Preview
Archived Posts Lists

Australian Regulatory Compliance Review
Australian Technology and IP Business
Credit Union and Mutual Law
National Consumer Credit Reform
Personal Property Securities Australia
Longview Business Insights
Australian Private Health Insurers
Wills, Trusts, Super
Mutuals Resource Centre

Resources

Commonwealth legislation
Corporate Governance
Not-for-Profit links
Regulator Links

November 28, 2012

ACCC: consumer protection laws apply to social media

The ACCC has published an Information Sheet setting out its view that businesses using social media channels like Facebook, Twitter and YouTube have a responsibility to ensure content on their pages is accurate, irrespective of who put it there.

This follows recent court and tribunal decisions (see here).

UPDATE 29 November: The Australian Association of National Advertisers (AANA) has published its best practice guideline "Responsible Marketing Communications in the digital space".

The ACCC says "You must ensure any claims you make as part of your marketing and promotional activities are not false, misleading or deceptive. This includes advertisements or statements using any media, including print, radio, television, websites and social media channels like Facebook and Twitter...

You can also be held responsible for posts or public comments made by others on your social media pages which are false or likely to mislead or deceive consumers. ..
Don’t make statements on your Facebook or other social media pages that you wouldn’t make in any other type of advertising. If you’re unsure about what you can or can’t say, seek legal advice.

Monitor your social media pages and remove any posts that may be false, misleading or deceptive as soon as you become aware of them. This is what the ACCC would expect you to do with any other type of advertisement.

Establish clear ‘house rules’ that apply to the actions of your fans, friends and followers when using your social media pages. These rules should be featured prominently on your social media pages. You should then block users who breach these rules."

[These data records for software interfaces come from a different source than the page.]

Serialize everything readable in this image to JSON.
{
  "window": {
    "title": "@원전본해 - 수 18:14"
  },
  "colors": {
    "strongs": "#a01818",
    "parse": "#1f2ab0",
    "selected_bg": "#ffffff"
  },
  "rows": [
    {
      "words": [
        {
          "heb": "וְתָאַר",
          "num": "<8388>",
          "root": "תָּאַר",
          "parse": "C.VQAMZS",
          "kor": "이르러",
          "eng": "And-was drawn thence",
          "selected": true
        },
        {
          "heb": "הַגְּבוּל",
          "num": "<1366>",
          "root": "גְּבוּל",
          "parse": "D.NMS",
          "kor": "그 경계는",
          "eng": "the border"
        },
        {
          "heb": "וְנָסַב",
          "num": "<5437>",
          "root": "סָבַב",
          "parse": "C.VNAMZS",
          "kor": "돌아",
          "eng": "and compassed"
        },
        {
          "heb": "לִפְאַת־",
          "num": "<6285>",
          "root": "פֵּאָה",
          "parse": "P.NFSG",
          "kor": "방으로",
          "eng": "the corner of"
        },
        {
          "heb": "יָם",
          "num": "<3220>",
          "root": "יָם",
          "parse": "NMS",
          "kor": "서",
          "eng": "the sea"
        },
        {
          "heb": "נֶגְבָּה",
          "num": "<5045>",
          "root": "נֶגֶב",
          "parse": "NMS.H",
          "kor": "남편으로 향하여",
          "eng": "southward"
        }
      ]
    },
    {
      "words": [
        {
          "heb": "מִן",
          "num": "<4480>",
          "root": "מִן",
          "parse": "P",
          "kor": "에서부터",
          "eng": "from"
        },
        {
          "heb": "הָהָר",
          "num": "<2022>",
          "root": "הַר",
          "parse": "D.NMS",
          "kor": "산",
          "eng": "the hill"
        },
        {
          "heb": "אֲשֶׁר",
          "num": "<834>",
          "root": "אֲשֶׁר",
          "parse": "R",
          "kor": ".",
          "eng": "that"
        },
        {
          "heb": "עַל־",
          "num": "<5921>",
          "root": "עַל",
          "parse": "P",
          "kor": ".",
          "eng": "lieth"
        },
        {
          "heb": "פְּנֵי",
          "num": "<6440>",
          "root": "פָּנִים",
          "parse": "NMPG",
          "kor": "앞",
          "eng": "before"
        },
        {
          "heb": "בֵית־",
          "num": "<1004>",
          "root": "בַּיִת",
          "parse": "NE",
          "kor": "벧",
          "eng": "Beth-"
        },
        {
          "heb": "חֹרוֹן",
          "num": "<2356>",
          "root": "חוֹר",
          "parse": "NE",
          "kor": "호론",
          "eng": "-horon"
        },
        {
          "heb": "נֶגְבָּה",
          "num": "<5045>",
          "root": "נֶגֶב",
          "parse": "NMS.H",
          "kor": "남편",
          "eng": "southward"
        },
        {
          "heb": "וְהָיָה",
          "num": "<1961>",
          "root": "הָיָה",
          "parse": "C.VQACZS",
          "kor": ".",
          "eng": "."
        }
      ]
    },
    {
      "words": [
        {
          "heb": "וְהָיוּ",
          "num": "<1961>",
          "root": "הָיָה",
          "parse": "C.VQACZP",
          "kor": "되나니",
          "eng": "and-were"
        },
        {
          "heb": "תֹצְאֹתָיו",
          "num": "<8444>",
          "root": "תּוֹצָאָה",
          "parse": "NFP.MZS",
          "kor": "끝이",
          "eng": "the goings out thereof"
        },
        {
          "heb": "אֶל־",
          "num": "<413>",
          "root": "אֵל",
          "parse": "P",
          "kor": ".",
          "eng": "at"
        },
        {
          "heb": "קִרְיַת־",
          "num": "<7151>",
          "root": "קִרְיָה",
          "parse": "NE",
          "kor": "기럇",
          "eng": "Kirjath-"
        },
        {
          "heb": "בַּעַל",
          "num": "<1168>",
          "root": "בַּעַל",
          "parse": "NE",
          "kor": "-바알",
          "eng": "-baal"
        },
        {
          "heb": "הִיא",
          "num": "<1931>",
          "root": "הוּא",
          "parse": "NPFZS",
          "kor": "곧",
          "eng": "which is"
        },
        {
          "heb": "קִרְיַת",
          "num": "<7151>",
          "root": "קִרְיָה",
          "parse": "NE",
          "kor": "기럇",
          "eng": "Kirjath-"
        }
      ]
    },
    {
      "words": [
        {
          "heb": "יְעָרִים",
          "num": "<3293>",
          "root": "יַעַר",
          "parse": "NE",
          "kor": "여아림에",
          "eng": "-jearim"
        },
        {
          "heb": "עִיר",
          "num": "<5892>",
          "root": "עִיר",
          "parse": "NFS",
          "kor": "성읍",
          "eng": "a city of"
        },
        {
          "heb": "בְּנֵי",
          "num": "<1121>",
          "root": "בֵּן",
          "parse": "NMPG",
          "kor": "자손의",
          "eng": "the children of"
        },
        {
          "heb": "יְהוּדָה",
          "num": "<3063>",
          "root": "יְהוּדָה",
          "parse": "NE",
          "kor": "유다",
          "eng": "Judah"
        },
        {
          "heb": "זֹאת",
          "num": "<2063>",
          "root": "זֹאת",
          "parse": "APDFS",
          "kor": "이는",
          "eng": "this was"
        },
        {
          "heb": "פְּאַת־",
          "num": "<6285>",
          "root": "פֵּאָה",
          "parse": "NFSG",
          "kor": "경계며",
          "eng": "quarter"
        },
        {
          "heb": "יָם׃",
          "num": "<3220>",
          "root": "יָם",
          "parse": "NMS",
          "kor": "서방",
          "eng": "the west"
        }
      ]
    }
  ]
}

The Information Sheet contains helpful examples.

Print This Post Print This Post

Posted 28th November 2012 by David Jacobson in Consumer Law, Marketing